Repeat each entry as written, dropping any picture you find.

↓↓↓

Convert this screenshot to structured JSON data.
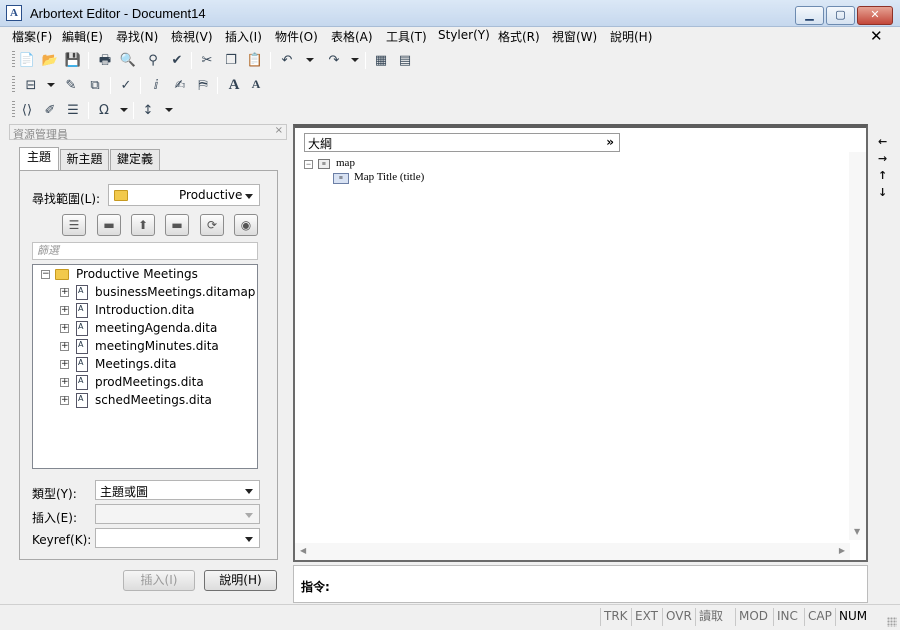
{
  "window": {
    "title": "Arbortext Editor - Document14",
    "app_icon_glyph": "A"
  },
  "menu": {
    "items": [
      "檔案(F)",
      "編輯(E)",
      "尋找(N)",
      "檢視(V)",
      "插入(I)",
      "物件(O)",
      "表格(A)",
      "工具(T)",
      "Styler(Y)",
      "格式(R)",
      "視窗(W)",
      "說明(H)"
    ],
    "close_glyph": "✕"
  },
  "resource_panel": {
    "title": "資源管理員",
    "close_glyph": "×",
    "tabs": [
      "主題",
      "新主題",
      "鍵定義"
    ],
    "active_tab": 0,
    "search_scope_label": "尋找範圍(L):",
    "search_scope_value": "Productive",
    "filter_placeholder": "篩選",
    "tree": {
      "root": "Productive Meetings",
      "items": [
        "businessMeetings.ditamap",
        "Introduction.dita",
        "meetingAgenda.dita",
        "meetingMinutes.dita",
        "Meetings.dita",
        "prodMeetings.dita",
        "schedMeetings.dita"
      ]
    },
    "type_label": "類型(Y):",
    "type_value": "主題或圖",
    "insert_label": "插入(E):",
    "insert_value": "",
    "keyref_label": "Keyref(K):",
    "keyref_value": "",
    "insert_button": "插入(I)",
    "help_button": "說明(H)"
  },
  "editor": {
    "outline_label": "大綱",
    "outline_more": "»",
    "nodes": {
      "map": "map",
      "title": "Map Title (title)"
    }
  },
  "command": {
    "label": "指令:"
  },
  "status": {
    "cells": [
      "TRK",
      "EXT",
      "OVR",
      "讀取",
      "MOD",
      "INC",
      "CAP",
      "NUM"
    ],
    "active": [
      "NUM"
    ]
  }
}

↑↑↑

» RESULT OF THE TASK:
Convert this screenshot to structured JSON data.
{
  "window": {
    "title": "Arbortext Editor - Document14",
    "app_icon_glyph": "A"
  },
  "menu": {
    "items": [
      "檔案(F)",
      "編輯(E)",
      "尋找(N)",
      "檢視(V)",
      "插入(I)",
      "物件(O)",
      "表格(A)",
      "工具(T)",
      "Styler(Y)",
      "格式(R)",
      "視窗(W)",
      "說明(H)"
    ],
    "close_glyph": "✕"
  },
  "resource_panel": {
    "title": "資源管理員",
    "close_glyph": "×",
    "tabs": [
      "主題",
      "新主題",
      "鍵定義"
    ],
    "active_tab": 0,
    "search_scope_label": "尋找範圍(L):",
    "search_scope_value": "Productive",
    "filter_placeholder": "篩選",
    "tree": {
      "root": "Productive Meetings",
      "items": [
        "businessMeetings.ditamap",
        "Introduction.dita",
        "meetingAgenda.dita",
        "meetingMinutes.dita",
        "Meetings.dita",
        "prodMeetings.dita",
        "schedMeetings.dita"
      ]
    },
    "type_label": "類型(Y):",
    "type_value": "主題或圖",
    "insert_label": "插入(E):",
    "insert_value": "",
    "keyref_label": "Keyref(K):",
    "keyref_value": "",
    "insert_button": "插入(I)",
    "help_button": "說明(H)"
  },
  "editor": {
    "outline_label": "大綱",
    "outline_more": "»",
    "nodes": {
      "map": "map",
      "title": "Map Title (title)"
    }
  },
  "command": {
    "label": "指令:"
  },
  "status": {
    "cells": [
      "TRK",
      "EXT",
      "OVR",
      "讀取",
      "MOD",
      "INC",
      "CAP",
      "NUM"
    ],
    "active": [
      "NUM"
    ]
  }
}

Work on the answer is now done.